:: EXERCISE ::
The entries are to be repeated in full, without any change.

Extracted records
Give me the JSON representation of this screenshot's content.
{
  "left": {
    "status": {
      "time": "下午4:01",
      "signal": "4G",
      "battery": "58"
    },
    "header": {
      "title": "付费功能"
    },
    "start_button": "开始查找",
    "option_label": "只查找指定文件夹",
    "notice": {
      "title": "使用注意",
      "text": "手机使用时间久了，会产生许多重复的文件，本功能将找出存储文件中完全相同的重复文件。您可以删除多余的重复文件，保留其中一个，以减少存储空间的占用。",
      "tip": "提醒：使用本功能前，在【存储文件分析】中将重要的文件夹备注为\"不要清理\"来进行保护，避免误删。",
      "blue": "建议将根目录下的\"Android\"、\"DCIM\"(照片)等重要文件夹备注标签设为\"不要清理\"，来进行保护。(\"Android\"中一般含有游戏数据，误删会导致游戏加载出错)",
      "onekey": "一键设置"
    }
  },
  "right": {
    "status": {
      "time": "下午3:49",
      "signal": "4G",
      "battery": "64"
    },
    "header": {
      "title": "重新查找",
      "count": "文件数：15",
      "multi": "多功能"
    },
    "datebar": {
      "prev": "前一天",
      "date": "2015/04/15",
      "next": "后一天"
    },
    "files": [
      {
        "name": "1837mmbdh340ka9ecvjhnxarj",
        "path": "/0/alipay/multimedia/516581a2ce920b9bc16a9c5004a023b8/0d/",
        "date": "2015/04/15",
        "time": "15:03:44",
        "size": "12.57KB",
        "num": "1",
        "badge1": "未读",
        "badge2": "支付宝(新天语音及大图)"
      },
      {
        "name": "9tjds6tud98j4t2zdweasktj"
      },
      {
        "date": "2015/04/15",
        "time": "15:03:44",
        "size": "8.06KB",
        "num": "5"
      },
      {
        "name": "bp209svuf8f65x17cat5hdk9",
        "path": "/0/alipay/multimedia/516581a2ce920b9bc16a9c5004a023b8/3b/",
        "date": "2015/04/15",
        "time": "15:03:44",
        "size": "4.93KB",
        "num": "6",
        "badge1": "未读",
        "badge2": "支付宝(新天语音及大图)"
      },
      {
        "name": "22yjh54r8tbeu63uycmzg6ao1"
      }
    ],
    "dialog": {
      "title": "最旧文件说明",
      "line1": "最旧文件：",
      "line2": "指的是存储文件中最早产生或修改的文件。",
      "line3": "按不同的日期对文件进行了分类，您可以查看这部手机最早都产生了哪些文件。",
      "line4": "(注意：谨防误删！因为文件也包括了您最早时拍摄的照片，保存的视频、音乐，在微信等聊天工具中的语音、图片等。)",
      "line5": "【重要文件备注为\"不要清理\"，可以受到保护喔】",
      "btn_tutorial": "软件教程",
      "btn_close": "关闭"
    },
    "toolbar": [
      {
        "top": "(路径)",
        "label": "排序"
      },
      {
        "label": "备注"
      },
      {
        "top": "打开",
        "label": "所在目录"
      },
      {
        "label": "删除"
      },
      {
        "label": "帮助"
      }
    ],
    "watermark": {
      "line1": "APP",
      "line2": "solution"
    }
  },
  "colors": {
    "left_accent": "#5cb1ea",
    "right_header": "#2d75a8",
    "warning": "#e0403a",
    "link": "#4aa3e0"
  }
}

:: EXPECTED ANSWER ::
Give me the JSON representation of this screenshot's content.
{
  "left": {
    "status": {
      "time": "下午4:01",
      "signal": "4G",
      "battery": "58"
    },
    "header": {
      "title": "付费功能"
    },
    "start_button": "开始查找",
    "option_label": "只查找指定文件夹",
    "notice": {
      "title": "使用注意",
      "text": "手机使用时间久了，会产生许多重复的文件，本功能将找出存储文件中完全相同的重复文件。您可以删除多余的重复文件，保留其中一个，以减少存储空间的占用。",
      "tip": "提醒：使用本功能前，在【存储文件分析】中将重要的文件夹备注为\"不要清理\"来进行保护，避免误删。",
      "blue": "建议将根目录下的\"Android\"、\"DCIM\"(照片)等重要文件夹备注标签设为\"不要清理\"，来进行保护。(\"Android\"中一般含有游戏数据，误删会导致游戏加载出错)",
      "onekey": "一键设置"
    }
  },
  "right": {
    "status": {
      "time": "下午3:49",
      "signal": "4G",
      "battery": "64"
    },
    "header": {
      "title": "重新查找",
      "count": "文件数：15",
      "multi": "多功能"
    },
    "datebar": {
      "prev": "前一天",
      "date": "2015/04/15",
      "next": "后一天"
    },
    "files": [
      {
        "name": "1837mmbdh340ka9ecvjhnxarj",
        "path": "/0/alipay/multimedia/516581a2ce920b9bc16a9c5004a023b8/0d/",
        "date": "2015/04/15",
        "time": "15:03:44",
        "size": "12.57KB",
        "num": "1",
        "badge1": "未读",
        "badge2": "支付宝(新天语音及大图)"
      },
      {
        "name": "9tjds6tud98j4t2zdweasktj"
      },
      {
        "date": "2015/04/15",
        "time": "15:03:44",
        "size": "8.06KB",
        "num": "5"
      },
      {
        "name": "bp209svuf8f65x17cat5hdk9",
        "path": "/0/alipay/multimedia/516581a2ce920b9bc16a9c5004a023b8/3b/",
        "date": "2015/04/15",
        "time": "15:03:44",
        "size": "4.93KB",
        "num": "6",
        "badge1": "未读",
        "badge2": "支付宝(新天语音及大图)"
      },
      {
        "name": "22yjh54r8tbeu63uycmzg6ao1"
      }
    ],
    "dialog": {
      "title": "最旧文件说明",
      "line1": "最旧文件：",
      "line2": "指的是存储文件中最早产生或修改的文件。",
      "line3": "按不同的日期对文件进行了分类，您可以查看这部手机最早都产生了哪些文件。",
      "line4": "(注意：谨防误删！因为文件也包括了您最早时拍摄的照片，保存的视频、音乐，在微信等聊天工具中的语音、图片等。)",
      "line5": "【重要文件备注为\"不要清理\"，可以受到保护喔】",
      "btn_tutorial": "软件教程",
      "btn_close": "关闭"
    },
    "toolbar": [
      {
        "top": "(路径)",
        "label": "排序"
      },
      {
        "label": "备注"
      },
      {
        "top": "打开",
        "label": "所在目录"
      },
      {
        "label": "删除"
      },
      {
        "label": "帮助"
      }
    ],
    "watermark": {
      "line1": "APP",
      "line2": "solution"
    }
  },
  "colors": {
    "left_accent": "#5cb1ea",
    "right_header": "#2d75a8",
    "warning": "#e0403a",
    "link": "#4aa3e0"
  }
}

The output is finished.